Study material: Begin

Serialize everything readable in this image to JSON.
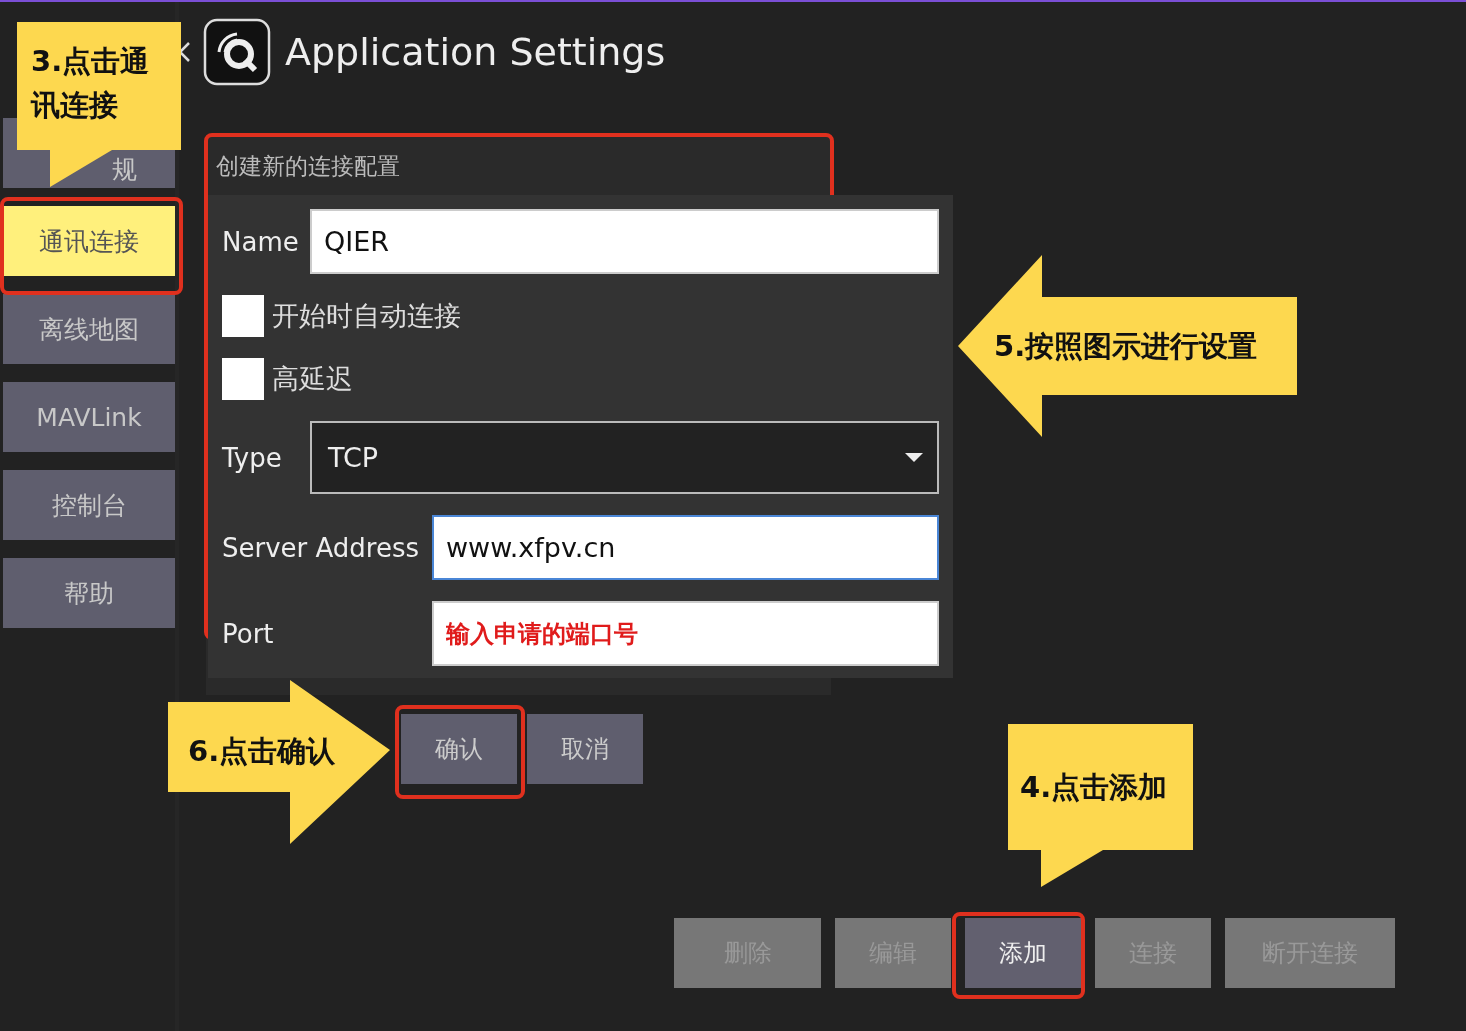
{
  "header": {
    "title": "Application Settings"
  },
  "sidebar": {
    "items": [
      {
        "label": "规",
        "selected": false
      },
      {
        "label": "通讯连接",
        "selected": true
      },
      {
        "label": "离线地图",
        "selected": false
      },
      {
        "label": "MAVLink",
        "selected": false
      },
      {
        "label": "控制台",
        "selected": false
      },
      {
        "label": "帮助",
        "selected": false
      }
    ]
  },
  "panel": {
    "title": "创建新的连接配置"
  },
  "dialog": {
    "fields": [
      {
        "kind": "text",
        "label": "Name",
        "value": "QIER",
        "focused": false,
        "highlighted": false
      },
      {
        "kind": "checkbox",
        "label": "开始时自动连接",
        "checked": false
      },
      {
        "kind": "checkbox",
        "label": "高延迟",
        "checked": false
      },
      {
        "kind": "dropdown",
        "label": "Type",
        "value": "TCP"
      },
      {
        "kind": "text",
        "label": "Server Address",
        "value": "www.xfpv.cn",
        "focused": true,
        "highlighted": false
      },
      {
        "kind": "text",
        "label": "Port",
        "value": "输入申请的端口号",
        "focused": false,
        "highlighted": true
      }
    ],
    "buttons": [
      {
        "label": "确认"
      },
      {
        "label": "取消"
      }
    ]
  },
  "actions": [
    {
      "label": "删除",
      "disabled": true
    },
    {
      "label": "编辑",
      "disabled": true
    },
    {
      "label": "添加",
      "disabled": false
    },
    {
      "label": "连接",
      "disabled": true
    },
    {
      "label": "断开连接",
      "disabled": true
    }
  ],
  "annotations": [
    {
      "kind": "down",
      "text": "3.点击通讯连接"
    },
    {
      "kind": "left",
      "text": "5.按照图示进行设置"
    },
    {
      "kind": "right",
      "text": "6.点击确认"
    },
    {
      "kind": "down",
      "text": "4.点击添加"
    }
  ]
}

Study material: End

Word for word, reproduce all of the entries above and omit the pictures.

Serialize everything readable in this image to JSON.
{
  "header": {
    "title": "Application Settings"
  },
  "sidebar": {
    "items": [
      {
        "label": "规",
        "selected": false
      },
      {
        "label": "通讯连接",
        "selected": true
      },
      {
        "label": "离线地图",
        "selected": false
      },
      {
        "label": "MAVLink",
        "selected": false
      },
      {
        "label": "控制台",
        "selected": false
      },
      {
        "label": "帮助",
        "selected": false
      }
    ]
  },
  "panel": {
    "title": "创建新的连接配置"
  },
  "dialog": {
    "fields": [
      {
        "kind": "text",
        "label": "Name",
        "value": "QIER",
        "focused": false,
        "highlighted": false
      },
      {
        "kind": "checkbox",
        "label": "开始时自动连接",
        "checked": false
      },
      {
        "kind": "checkbox",
        "label": "高延迟",
        "checked": false
      },
      {
        "kind": "dropdown",
        "label": "Type",
        "value": "TCP"
      },
      {
        "kind": "text",
        "label": "Server Address",
        "value": "www.xfpv.cn",
        "focused": true,
        "highlighted": false
      },
      {
        "kind": "text",
        "label": "Port",
        "value": "输入申请的端口号",
        "focused": false,
        "highlighted": true
      }
    ],
    "buttons": [
      {
        "label": "确认"
      },
      {
        "label": "取消"
      }
    ]
  },
  "actions": [
    {
      "label": "删除",
      "disabled": true
    },
    {
      "label": "编辑",
      "disabled": true
    },
    {
      "label": "添加",
      "disabled": false
    },
    {
      "label": "连接",
      "disabled": true
    },
    {
      "label": "断开连接",
      "disabled": true
    }
  ],
  "annotations": [
    {
      "kind": "down",
      "text": "3.点击通讯连接"
    },
    {
      "kind": "left",
      "text": "5.按照图示进行设置"
    },
    {
      "kind": "right",
      "text": "6.点击确认"
    },
    {
      "kind": "down",
      "text": "4.点击添加"
    }
  ]
}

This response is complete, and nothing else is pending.